__Data about app and page elements__:

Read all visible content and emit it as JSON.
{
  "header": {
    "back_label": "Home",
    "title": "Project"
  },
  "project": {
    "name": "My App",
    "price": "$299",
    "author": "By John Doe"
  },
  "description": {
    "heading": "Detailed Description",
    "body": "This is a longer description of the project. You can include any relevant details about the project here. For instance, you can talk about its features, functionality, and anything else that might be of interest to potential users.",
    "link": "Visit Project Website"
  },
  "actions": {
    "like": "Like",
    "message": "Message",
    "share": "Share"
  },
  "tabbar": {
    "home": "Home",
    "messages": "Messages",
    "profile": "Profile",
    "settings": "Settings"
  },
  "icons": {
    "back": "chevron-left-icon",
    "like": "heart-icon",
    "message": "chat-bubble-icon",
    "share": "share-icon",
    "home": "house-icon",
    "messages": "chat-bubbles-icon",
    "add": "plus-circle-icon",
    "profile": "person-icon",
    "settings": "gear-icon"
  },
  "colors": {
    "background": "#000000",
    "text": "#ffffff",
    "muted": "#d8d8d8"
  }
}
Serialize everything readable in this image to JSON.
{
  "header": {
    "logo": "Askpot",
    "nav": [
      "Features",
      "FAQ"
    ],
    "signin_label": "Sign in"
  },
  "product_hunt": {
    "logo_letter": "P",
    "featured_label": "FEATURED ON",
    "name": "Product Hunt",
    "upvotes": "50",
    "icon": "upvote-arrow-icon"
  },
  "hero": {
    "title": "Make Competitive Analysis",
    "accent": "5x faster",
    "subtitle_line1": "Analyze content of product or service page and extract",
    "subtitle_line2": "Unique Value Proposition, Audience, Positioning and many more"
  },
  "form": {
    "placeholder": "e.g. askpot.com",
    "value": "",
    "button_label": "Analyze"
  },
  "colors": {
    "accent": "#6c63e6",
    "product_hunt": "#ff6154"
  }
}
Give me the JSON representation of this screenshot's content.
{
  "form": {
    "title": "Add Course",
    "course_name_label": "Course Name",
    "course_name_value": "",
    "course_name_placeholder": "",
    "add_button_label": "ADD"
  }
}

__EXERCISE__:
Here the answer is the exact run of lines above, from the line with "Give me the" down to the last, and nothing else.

__WRITTEN RESPONSE__:
Give me the JSON representation of this screenshot's content.
{
  "form": {
    "title": "Add Course",
    "course_name_label": "Course Name",
    "course_name_value": "",
    "course_name_placeholder": "",
    "add_button_label": "ADD"
  }
}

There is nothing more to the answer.